Michelle DuBreuil is a Ph.D. student in the SDSU/UCSB Joint Doctoral Geography. Previously she worked with the CSUSM National Latino Research Center. Her research interests include environmentally induced migration, transnationalism, belonging, and identity construction. Future research will explore the most recent diaspora of transnational Haitian migrants, focusing on those arriving in Mexico and Canada post-2015.
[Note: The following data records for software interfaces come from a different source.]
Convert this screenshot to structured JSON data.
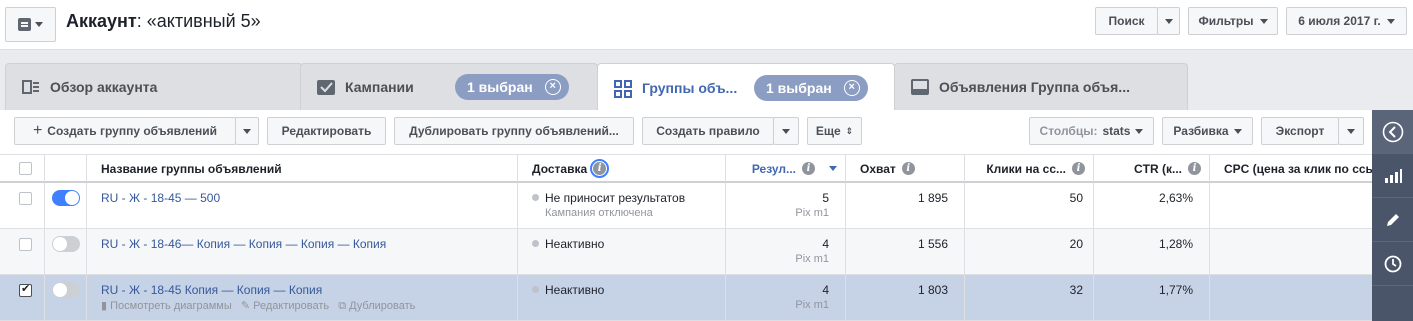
{
  "header": {
    "account_label": "Аккаунт",
    "account_name": ": «активный 5»",
    "search_label": "Поиск",
    "filters_label": "Фильтры",
    "date_label": "6 июля 2017 г."
  },
  "tabs": [
    {
      "label": "Обзор аккаунта",
      "icon": "overview-icon"
    },
    {
      "label": "Кампании",
      "icon": "campaign-check-icon",
      "badge": "1 выбран"
    },
    {
      "label": "Группы объ...",
      "icon": "grid-icon",
      "badge": "1 выбран",
      "active": true
    },
    {
      "label": "Объявления Группа объя...",
      "icon": "ad-icon"
    }
  ],
  "toolbar": {
    "create_label": "Создать группу объявлений",
    "edit_label": "Редактировать",
    "duplicate_label": "Дублировать группу объявлений...",
    "rule_label": "Создать правило",
    "more_label": "Еще",
    "columns_label": "Столбцы:",
    "columns_value": "stats",
    "breakdown_label": "Разбивка",
    "export_label": "Экспорт"
  },
  "table": {
    "columns": {
      "name": "Название группы объявлений",
      "delivery": "Доставка",
      "results": "Резул...",
      "reach": "Охват",
      "clicks": "Клики на сс...",
      "ctr": "CTR (к...",
      "cpc": "CPC (цена за клик по ссы"
    },
    "rows": [
      {
        "name": "RU - Ж - 18-45 — 500",
        "status": "Не приносит результатов",
        "status_sub": "Кампания отключена",
        "results": "5",
        "results_sub": "Pix m1",
        "reach": "1 895",
        "clicks": "50",
        "ctr": "2,63%",
        "active": true,
        "selected": false
      },
      {
        "name": "RU - Ж - 18-46— Копия — Копия — Копия — Копия",
        "status": "Неактивно",
        "status_sub": "",
        "results": "4",
        "results_sub": "Pix m1",
        "reach": "1 556",
        "clicks": "20",
        "ctr": "1,28%",
        "active": false,
        "selected": false
      },
      {
        "name": "RU - Ж - 18-45 Копия — Копия — Копия",
        "status": "Неактивно",
        "status_sub": "",
        "results": "4",
        "results_sub": "Pix m1",
        "reach": "1 803",
        "clicks": "32",
        "ctr": "1,77%",
        "active": false,
        "selected": true,
        "actions": {
          "charts": "Посмотреть диаграммы",
          "edit": "Редактировать",
          "duplicate": "Дублировать"
        }
      }
    ]
  },
  "colors": {
    "accent": "#4267b2",
    "toggle_on": "#4080ff",
    "selected_row": "#c6d3e7",
    "badge": "#8b9dc3",
    "side_panel": "#4b5569"
  }
}
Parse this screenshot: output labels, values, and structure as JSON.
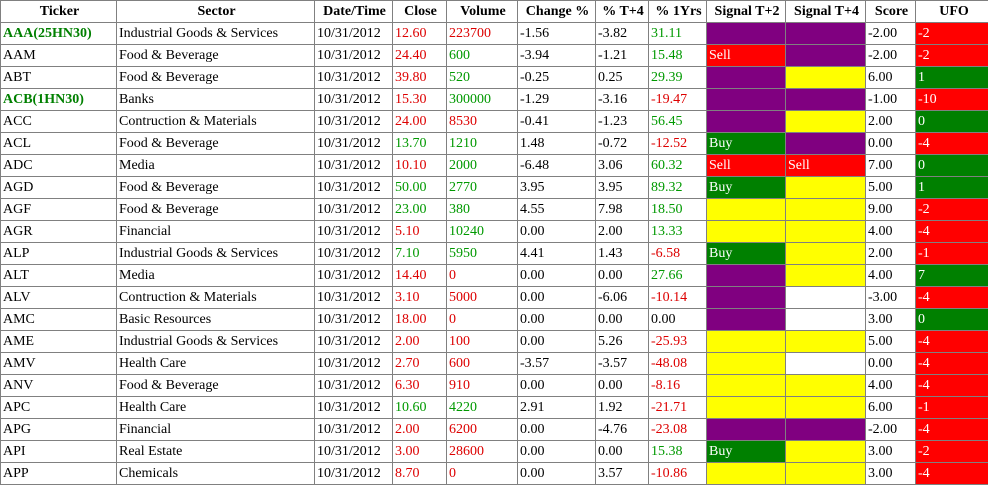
{
  "headers": [
    "Ticker",
    "Sector",
    "Date/Time",
    "Close",
    "Volume",
    "Change %",
    "% T+4",
    "% 1Yrs",
    "Signal T+2",
    "Signal T+4",
    "Score",
    "UFO"
  ],
  "colors": {
    "green_text": "#009900",
    "red_text": "#dd0000",
    "ticker_green": "#008000",
    "purple": "#800080",
    "yellow": "#ffff00",
    "red": "#ff0000",
    "green": "#008000"
  },
  "rows": [
    {
      "ticker": "AAA(25HN30)",
      "ticker_style": "green",
      "sector": "Industrial Goods & Services",
      "date": "10/31/2012",
      "close": "12.60",
      "close_c": "red",
      "volume": "223700",
      "volume_c": "red",
      "change": "-1.56",
      "t4": "-3.82",
      "y1": "31.11",
      "y1_c": "green",
      "sig2": "",
      "sig2_bg": "purple",
      "sig4": "",
      "sig4_bg": "purple",
      "score": "-2.00",
      "ufo": "-2",
      "ufo_bg": "red"
    },
    {
      "ticker": "AAM",
      "ticker_style": "black",
      "sector": "Food & Beverage",
      "date": "10/31/2012",
      "close": "24.40",
      "close_c": "red",
      "volume": "600",
      "volume_c": "green",
      "change": "-3.94",
      "t4": "-1.21",
      "y1": "15.48",
      "y1_c": "green",
      "sig2": "Sell",
      "sig2_bg": "red",
      "sig4": "",
      "sig4_bg": "purple",
      "score": "-2.00",
      "ufo": "-2",
      "ufo_bg": "red"
    },
    {
      "ticker": "ABT",
      "ticker_style": "black",
      "sector": "Food & Beverage",
      "date": "10/31/2012",
      "close": "39.80",
      "close_c": "red",
      "volume": "520",
      "volume_c": "green",
      "change": "-0.25",
      "t4": "0.25",
      "y1": "29.39",
      "y1_c": "green",
      "sig2": "",
      "sig2_bg": "purple",
      "sig4": "",
      "sig4_bg": "yellow",
      "score": "6.00",
      "ufo": "1",
      "ufo_bg": "green"
    },
    {
      "ticker": "ACB(1HN30)",
      "ticker_style": "green",
      "sector": "Banks",
      "date": "10/31/2012",
      "close": "15.30",
      "close_c": "red",
      "volume": "300000",
      "volume_c": "green",
      "change": "-1.29",
      "t4": "-3.16",
      "y1": "-19.47",
      "y1_c": "red",
      "sig2": "",
      "sig2_bg": "purple",
      "sig4": "",
      "sig4_bg": "purple",
      "score": "-1.00",
      "ufo": "-10",
      "ufo_bg": "red"
    },
    {
      "ticker": "ACC",
      "ticker_style": "black",
      "sector": "Contruction & Materials",
      "date": "10/31/2012",
      "close": "24.00",
      "close_c": "red",
      "volume": "8530",
      "volume_c": "red",
      "change": "-0.41",
      "t4": "-1.23",
      "y1": "56.45",
      "y1_c": "green",
      "sig2": "",
      "sig2_bg": "purple",
      "sig4": "",
      "sig4_bg": "yellow",
      "score": "2.00",
      "ufo": "0",
      "ufo_bg": "green"
    },
    {
      "ticker": "ACL",
      "ticker_style": "black",
      "sector": "Food & Beverage",
      "date": "10/31/2012",
      "close": "13.70",
      "close_c": "green",
      "volume": "1210",
      "volume_c": "green",
      "change": "1.48",
      "t4": "-0.72",
      "y1": "-12.52",
      "y1_c": "red",
      "sig2": "Buy",
      "sig2_bg": "green",
      "sig4": "",
      "sig4_bg": "purple",
      "score": "0.00",
      "ufo": "-4",
      "ufo_bg": "red"
    },
    {
      "ticker": "ADC",
      "ticker_style": "black",
      "sector": "Media",
      "date": "10/31/2012",
      "close": "10.10",
      "close_c": "red",
      "volume": "2000",
      "volume_c": "green",
      "change": "-6.48",
      "t4": "3.06",
      "y1": "60.32",
      "y1_c": "green",
      "sig2": "Sell",
      "sig2_bg": "red",
      "sig4": "Sell",
      "sig4_bg": "red",
      "score": "7.00",
      "ufo": "0",
      "ufo_bg": "green"
    },
    {
      "ticker": "AGD",
      "ticker_style": "black",
      "sector": "Food & Beverage",
      "date": "10/31/2012",
      "close": "50.00",
      "close_c": "green",
      "volume": "2770",
      "volume_c": "green",
      "change": "3.95",
      "t4": "3.95",
      "y1": "89.32",
      "y1_c": "green",
      "sig2": "Buy",
      "sig2_bg": "green",
      "sig4": "",
      "sig4_bg": "yellow",
      "score": "5.00",
      "ufo": "1",
      "ufo_bg": "green"
    },
    {
      "ticker": "AGF",
      "ticker_style": "black",
      "sector": "Food & Beverage",
      "date": "10/31/2012",
      "close": "23.00",
      "close_c": "green",
      "volume": "380",
      "volume_c": "green",
      "change": "4.55",
      "t4": "7.98",
      "y1": "18.50",
      "y1_c": "green",
      "sig2": "",
      "sig2_bg": "yellow",
      "sig4": "",
      "sig4_bg": "yellow",
      "score": "9.00",
      "ufo": "-2",
      "ufo_bg": "red"
    },
    {
      "ticker": "AGR",
      "ticker_style": "black",
      "sector": "Financial",
      "date": "10/31/2012",
      "close": "5.10",
      "close_c": "red",
      "volume": "10240",
      "volume_c": "green",
      "change": "0.00",
      "t4": "2.00",
      "y1": "13.33",
      "y1_c": "green",
      "sig2": "",
      "sig2_bg": "yellow",
      "sig4": "",
      "sig4_bg": "yellow",
      "score": "4.00",
      "ufo": "-4",
      "ufo_bg": "red"
    },
    {
      "ticker": "ALP",
      "ticker_style": "black",
      "sector": "Industrial Goods & Services",
      "date": "10/31/2012",
      "close": "7.10",
      "close_c": "green",
      "volume": "5950",
      "volume_c": "green",
      "change": "4.41",
      "t4": "1.43",
      "y1": "-6.58",
      "y1_c": "red",
      "sig2": "Buy",
      "sig2_bg": "green",
      "sig4": "",
      "sig4_bg": "yellow",
      "score": "2.00",
      "ufo": "-1",
      "ufo_bg": "red"
    },
    {
      "ticker": "ALT",
      "ticker_style": "black",
      "sector": "Media",
      "date": "10/31/2012",
      "close": "14.40",
      "close_c": "red",
      "volume": "0",
      "volume_c": "red",
      "change": "0.00",
      "t4": "0.00",
      "y1": "27.66",
      "y1_c": "green",
      "sig2": "",
      "sig2_bg": "purple",
      "sig4": "",
      "sig4_bg": "yellow",
      "score": "4.00",
      "ufo": "7",
      "ufo_bg": "green"
    },
    {
      "ticker": "ALV",
      "ticker_style": "black",
      "sector": "Contruction & Materials",
      "date": "10/31/2012",
      "close": "3.10",
      "close_c": "red",
      "volume": "5000",
      "volume_c": "red",
      "change": "0.00",
      "t4": "-6.06",
      "y1": "-10.14",
      "y1_c": "red",
      "sig2": "",
      "sig2_bg": "purple",
      "sig4": "",
      "sig4_bg": "white",
      "score": "-3.00",
      "ufo": "-4",
      "ufo_bg": "red"
    },
    {
      "ticker": "AMC",
      "ticker_style": "black",
      "sector": "Basic Resources",
      "date": "10/31/2012",
      "close": "18.00",
      "close_c": "red",
      "volume": "0",
      "volume_c": "red",
      "change": "0.00",
      "t4": "0.00",
      "y1": "0.00",
      "y1_c": "black",
      "sig2": "",
      "sig2_bg": "purple",
      "sig4": "",
      "sig4_bg": "white",
      "score": "3.00",
      "ufo": "0",
      "ufo_bg": "green"
    },
    {
      "ticker": "AME",
      "ticker_style": "black",
      "sector": "Industrial Goods & Services",
      "date": "10/31/2012",
      "close": "2.00",
      "close_c": "red",
      "volume": "100",
      "volume_c": "red",
      "change": "0.00",
      "t4": "5.26",
      "y1": "-25.93",
      "y1_c": "red",
      "sig2": "",
      "sig2_bg": "yellow",
      "sig4": "",
      "sig4_bg": "yellow",
      "score": "5.00",
      "ufo": "-4",
      "ufo_bg": "red"
    },
    {
      "ticker": "AMV",
      "ticker_style": "black",
      "sector": "Health Care",
      "date": "10/31/2012",
      "close": "2.70",
      "close_c": "red",
      "volume": "600",
      "volume_c": "red",
      "change": "-3.57",
      "t4": "-3.57",
      "y1": "-48.08",
      "y1_c": "red",
      "sig2": "",
      "sig2_bg": "yellow",
      "sig4": "",
      "sig4_bg": "white",
      "score": "0.00",
      "ufo": "-4",
      "ufo_bg": "red"
    },
    {
      "ticker": "ANV",
      "ticker_style": "black",
      "sector": "Food & Beverage",
      "date": "10/31/2012",
      "close": "6.30",
      "close_c": "red",
      "volume": "910",
      "volume_c": "red",
      "change": "0.00",
      "t4": "0.00",
      "y1": "-8.16",
      "y1_c": "red",
      "sig2": "",
      "sig2_bg": "yellow",
      "sig4": "",
      "sig4_bg": "yellow",
      "score": "4.00",
      "ufo": "-4",
      "ufo_bg": "red"
    },
    {
      "ticker": "APC",
      "ticker_style": "black",
      "sector": "Health Care",
      "date": "10/31/2012",
      "close": "10.60",
      "close_c": "green",
      "volume": "4220",
      "volume_c": "green",
      "change": "2.91",
      "t4": "1.92",
      "y1": "-21.71",
      "y1_c": "red",
      "sig2": "",
      "sig2_bg": "yellow",
      "sig4": "",
      "sig4_bg": "yellow",
      "score": "6.00",
      "ufo": "-1",
      "ufo_bg": "red"
    },
    {
      "ticker": "APG",
      "ticker_style": "black",
      "sector": "Financial",
      "date": "10/31/2012",
      "close": "2.00",
      "close_c": "red",
      "volume": "6200",
      "volume_c": "red",
      "change": "0.00",
      "t4": "-4.76",
      "y1": "-23.08",
      "y1_c": "red",
      "sig2": "",
      "sig2_bg": "purple",
      "sig4": "",
      "sig4_bg": "purple",
      "score": "-2.00",
      "ufo": "-4",
      "ufo_bg": "red"
    },
    {
      "ticker": "API",
      "ticker_style": "black",
      "sector": "Real Estate",
      "date": "10/31/2012",
      "close": "3.00",
      "close_c": "red",
      "volume": "28600",
      "volume_c": "red",
      "change": "0.00",
      "t4": "0.00",
      "y1": "15.38",
      "y1_c": "green",
      "sig2": "Buy",
      "sig2_bg": "green",
      "sig4": "",
      "sig4_bg": "yellow",
      "score": "3.00",
      "ufo": "-2",
      "ufo_bg": "red"
    },
    {
      "ticker": "APP",
      "ticker_style": "black",
      "sector": "Chemicals",
      "date": "10/31/2012",
      "close": "8.70",
      "close_c": "red",
      "volume": "0",
      "volume_c": "red",
      "change": "0.00",
      "t4": "3.57",
      "y1": "-10.86",
      "y1_c": "red",
      "sig2": "",
      "sig2_bg": "yellow",
      "sig4": "",
      "sig4_bg": "yellow",
      "score": "3.00",
      "ufo": "-4",
      "ufo_bg": "red"
    }
  ]
}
Haitians in Tijuana, a city which prior to 2015 had no Haitian presence, face a different set of challenges than those Haitians arriving in Montreal, Canada, which has received Haitian migrants since the coup of François “Papa Doc” Duvalier in 1957. My research utilizes quantitative and qualitative data to analyze the lived experiences of new Haitian migrants between two very different migrant communities. Text analysis of participant interviews will highlight key differences in the migrant experience of these disparate Haitian communities. Analysis of media published on the topic of Haitian migrants specifically, and refugees, border and migration policy more broadly, provide insights on public sentiment and how this influences these migrants’ lives and perceptions. This research seeks to develop a greater understanding of the role of age, gender, language, economics, and geopolitical climate in the lived experiences of Haitian migrants in Montreal and Tijuana. This research is vital as the residual effects of colonialism, imperialism, globalization, and neoliberalism converge with global climate change to spur new large migrations of environmental refugees to new host countries.